The court puts its foot down - Fashion designer Christian Louboutin loses trademark protection in three countries for his distinctive red-soled shoes, leaving competitors free to follow in his footsteps.
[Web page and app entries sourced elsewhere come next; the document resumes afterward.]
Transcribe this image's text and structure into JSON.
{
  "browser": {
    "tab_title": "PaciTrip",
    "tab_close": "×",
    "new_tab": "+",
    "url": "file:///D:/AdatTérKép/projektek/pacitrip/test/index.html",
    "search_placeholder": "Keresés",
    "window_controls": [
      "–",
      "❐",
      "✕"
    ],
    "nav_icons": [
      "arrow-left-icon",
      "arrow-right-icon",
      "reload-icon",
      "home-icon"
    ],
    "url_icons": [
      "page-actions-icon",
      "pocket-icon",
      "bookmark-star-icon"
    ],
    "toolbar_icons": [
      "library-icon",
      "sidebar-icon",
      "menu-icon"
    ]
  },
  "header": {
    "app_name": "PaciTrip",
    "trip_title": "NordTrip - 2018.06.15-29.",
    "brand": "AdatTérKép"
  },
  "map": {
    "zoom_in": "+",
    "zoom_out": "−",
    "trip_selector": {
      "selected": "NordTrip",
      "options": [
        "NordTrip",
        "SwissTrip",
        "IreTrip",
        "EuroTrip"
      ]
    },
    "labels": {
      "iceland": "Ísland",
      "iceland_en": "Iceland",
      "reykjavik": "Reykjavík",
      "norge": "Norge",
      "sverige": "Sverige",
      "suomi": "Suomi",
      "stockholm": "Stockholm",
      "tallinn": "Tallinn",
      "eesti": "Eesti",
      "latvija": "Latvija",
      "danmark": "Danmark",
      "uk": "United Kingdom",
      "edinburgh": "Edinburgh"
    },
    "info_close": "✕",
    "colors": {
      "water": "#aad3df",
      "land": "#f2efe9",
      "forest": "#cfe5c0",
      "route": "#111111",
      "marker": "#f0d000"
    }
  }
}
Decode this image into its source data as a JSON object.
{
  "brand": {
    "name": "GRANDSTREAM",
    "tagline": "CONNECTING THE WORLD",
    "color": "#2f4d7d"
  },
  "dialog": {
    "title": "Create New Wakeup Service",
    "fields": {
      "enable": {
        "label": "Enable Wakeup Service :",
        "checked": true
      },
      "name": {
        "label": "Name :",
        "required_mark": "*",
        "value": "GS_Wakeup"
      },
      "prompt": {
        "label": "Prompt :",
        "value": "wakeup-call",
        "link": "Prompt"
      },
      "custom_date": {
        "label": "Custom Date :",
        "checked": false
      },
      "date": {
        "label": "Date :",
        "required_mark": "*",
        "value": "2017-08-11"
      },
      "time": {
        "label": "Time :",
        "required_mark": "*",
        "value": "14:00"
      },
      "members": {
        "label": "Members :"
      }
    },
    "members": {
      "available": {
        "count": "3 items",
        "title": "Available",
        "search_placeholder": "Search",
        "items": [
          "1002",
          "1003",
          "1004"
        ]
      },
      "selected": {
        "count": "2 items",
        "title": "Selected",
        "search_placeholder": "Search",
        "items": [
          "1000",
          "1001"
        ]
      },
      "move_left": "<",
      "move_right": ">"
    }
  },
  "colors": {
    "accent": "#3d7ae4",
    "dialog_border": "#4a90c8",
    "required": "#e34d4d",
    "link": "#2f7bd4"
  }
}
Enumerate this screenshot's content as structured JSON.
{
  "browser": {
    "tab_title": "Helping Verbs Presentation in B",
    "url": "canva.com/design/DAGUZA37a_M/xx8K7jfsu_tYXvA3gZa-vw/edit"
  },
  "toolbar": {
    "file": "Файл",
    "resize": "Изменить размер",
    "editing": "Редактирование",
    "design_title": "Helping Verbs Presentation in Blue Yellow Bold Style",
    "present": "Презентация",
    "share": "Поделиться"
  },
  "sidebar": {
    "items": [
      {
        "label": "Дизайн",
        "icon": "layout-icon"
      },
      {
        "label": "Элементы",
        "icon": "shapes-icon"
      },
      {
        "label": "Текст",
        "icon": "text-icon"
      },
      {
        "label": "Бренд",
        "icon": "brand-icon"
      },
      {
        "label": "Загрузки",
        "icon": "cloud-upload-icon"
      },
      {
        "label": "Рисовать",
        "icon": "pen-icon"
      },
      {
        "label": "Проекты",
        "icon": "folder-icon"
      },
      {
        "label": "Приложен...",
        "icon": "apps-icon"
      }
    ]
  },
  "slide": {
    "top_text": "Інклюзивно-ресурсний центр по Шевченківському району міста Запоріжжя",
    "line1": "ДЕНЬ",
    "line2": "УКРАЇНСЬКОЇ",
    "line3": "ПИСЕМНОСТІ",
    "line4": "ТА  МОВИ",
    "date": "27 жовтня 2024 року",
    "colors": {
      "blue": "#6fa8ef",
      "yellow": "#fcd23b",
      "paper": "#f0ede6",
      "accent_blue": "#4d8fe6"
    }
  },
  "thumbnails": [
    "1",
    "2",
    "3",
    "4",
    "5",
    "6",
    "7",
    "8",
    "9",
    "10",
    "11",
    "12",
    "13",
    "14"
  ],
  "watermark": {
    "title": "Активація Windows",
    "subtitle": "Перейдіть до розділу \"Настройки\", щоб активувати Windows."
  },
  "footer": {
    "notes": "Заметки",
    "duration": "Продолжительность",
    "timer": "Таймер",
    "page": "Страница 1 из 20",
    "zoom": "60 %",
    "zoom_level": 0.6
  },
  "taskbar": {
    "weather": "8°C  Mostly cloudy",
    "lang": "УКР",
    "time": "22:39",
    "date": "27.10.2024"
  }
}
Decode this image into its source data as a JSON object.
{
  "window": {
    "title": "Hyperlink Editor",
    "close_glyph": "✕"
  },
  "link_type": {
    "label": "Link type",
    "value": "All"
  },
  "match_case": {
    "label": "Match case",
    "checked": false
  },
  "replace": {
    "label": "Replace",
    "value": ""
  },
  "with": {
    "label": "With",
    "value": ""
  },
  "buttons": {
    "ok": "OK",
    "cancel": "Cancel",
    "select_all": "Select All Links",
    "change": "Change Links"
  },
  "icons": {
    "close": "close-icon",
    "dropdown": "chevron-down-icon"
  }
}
Importantly, trademarks and designs have a different legal scope; trademarks enjoy protection that is unlimited in time, rights to designs are limited. Whereas a trademark seeks to protect the identity of the origin of the goods and services, designs seek to protect the goods (and the substantial value of their appearance) in their own right. Based on the evidence brought by Van Dalen Footwear (represented by Simmons & Simmons LLP,Amsterdam), the court found that the red sole gave the goods their substantial value, as consumers had stated that they would not have paid as much for their shoes if they had not had the red soles. As such, the red sole did not qualify for trade mark protection. Secondly, the court concluded that Louboutin's trademark lacks a distinctive character because red-soled shoes are common on the market, generally non-traditional trademarks for shapes and colours are only registrable if they have acquired distinctiveness through extensive use.